_Your instructions:_ Your output must reproduce all the records below precisely and contain no pictures.

_Provided information:_
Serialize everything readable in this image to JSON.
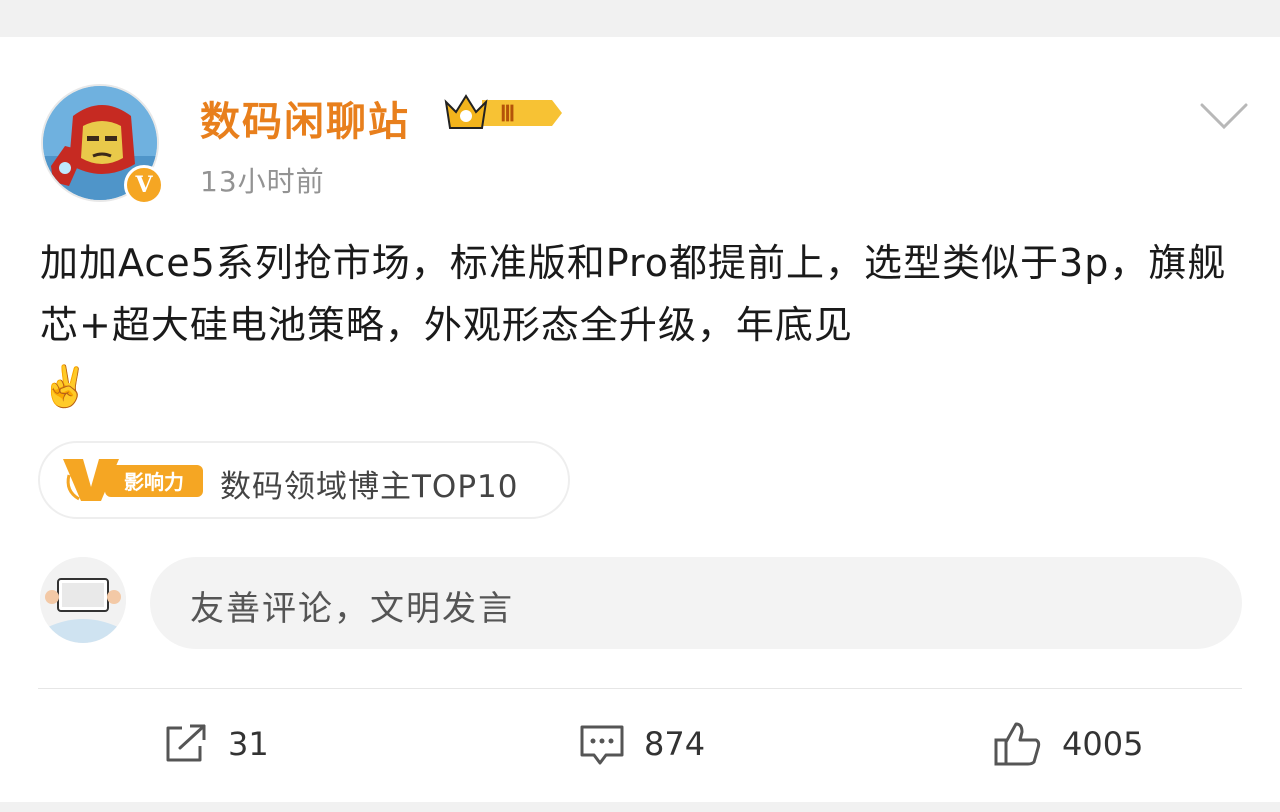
{
  "post": {
    "author": {
      "name": "数码闲聊站",
      "level_badge": "Ⅲ",
      "verified_mark": "V"
    },
    "time": "13小时前",
    "text": "加加Ace5系列抢市场，标准版和Pro都提前上，选型类似于3p，旗舰芯+超大硅电池策略，外观形态全升级，年底见",
    "emoji": "✌️",
    "influence": {
      "badge_label": "影响力",
      "text": "数码领域博主TOP10"
    }
  },
  "comment_box": {
    "placeholder": "友善评论，文明发言"
  },
  "actions": {
    "share_count": "31",
    "comment_count": "874",
    "like_count": "4005"
  },
  "colors": {
    "username": "#e87f1c",
    "verified": "#f5a623",
    "influence_badge": "#f5a623"
  }
}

_Solution to this task:_
Serialize everything readable in this image to JSON.
{
  "post": {
    "author": {
      "name": "数码闲聊站",
      "level_badge": "Ⅲ",
      "verified_mark": "V"
    },
    "time": "13小时前",
    "text": "加加Ace5系列抢市场，标准版和Pro都提前上，选型类似于3p，旗舰芯+超大硅电池策略，外观形态全升级，年底见",
    "emoji": "✌️",
    "influence": {
      "badge_label": "影响力",
      "text": "数码领域博主TOP10"
    }
  },
  "comment_box": {
    "placeholder": "友善评论，文明发言"
  },
  "actions": {
    "share_count": "31",
    "comment_count": "874",
    "like_count": "4005"
  },
  "colors": {
    "username": "#e87f1c",
    "verified": "#f5a623",
    "influence_badge": "#f5a623"
  }
}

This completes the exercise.